In this Vox short about the colorization of photos, they interview Jordan J. Lloyd of Dynamichrome about his process of coloring photos. He claims that a good colorizer has a good network to call upon when trying to stay true to what colors the subject of the photo might be donning. This takes loads of research into old advertisements, diaries, clothing descriptions from tailors, etc. After researching, the color artist can grasp what shades and color types they’re going to use in their restoration.
Take his colorization of King Tut’s tomb for example. He dug through old archives of the archeologist’s journals and cross-referenced those with pictures of the preserved artifacts on display currently in Cairo. This research allowed him to create a true color image of what we would see on that day if the photographer had used a color camera.
Dynamichrome also makes sure to keep lighting in mind when recreating old photos. Since light alters our perception of color, the colors would need to darken or lighten depending on where the source is coming from. The intensity of light also plays a role.

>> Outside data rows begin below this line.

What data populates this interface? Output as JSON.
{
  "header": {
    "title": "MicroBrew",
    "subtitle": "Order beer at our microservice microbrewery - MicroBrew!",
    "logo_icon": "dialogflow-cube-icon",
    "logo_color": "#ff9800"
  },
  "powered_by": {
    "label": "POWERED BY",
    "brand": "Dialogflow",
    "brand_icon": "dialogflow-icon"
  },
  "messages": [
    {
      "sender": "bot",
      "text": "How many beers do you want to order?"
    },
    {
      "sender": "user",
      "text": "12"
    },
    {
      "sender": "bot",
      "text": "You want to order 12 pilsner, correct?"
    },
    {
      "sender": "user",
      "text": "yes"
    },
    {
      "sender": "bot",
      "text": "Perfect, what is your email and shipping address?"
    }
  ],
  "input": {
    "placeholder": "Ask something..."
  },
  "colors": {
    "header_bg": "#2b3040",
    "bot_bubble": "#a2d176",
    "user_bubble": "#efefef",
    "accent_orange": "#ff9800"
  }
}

Jordan’s team at Dynamichrome primarily focuses on photos, though. The real juggernaut of the craft is restoring footage.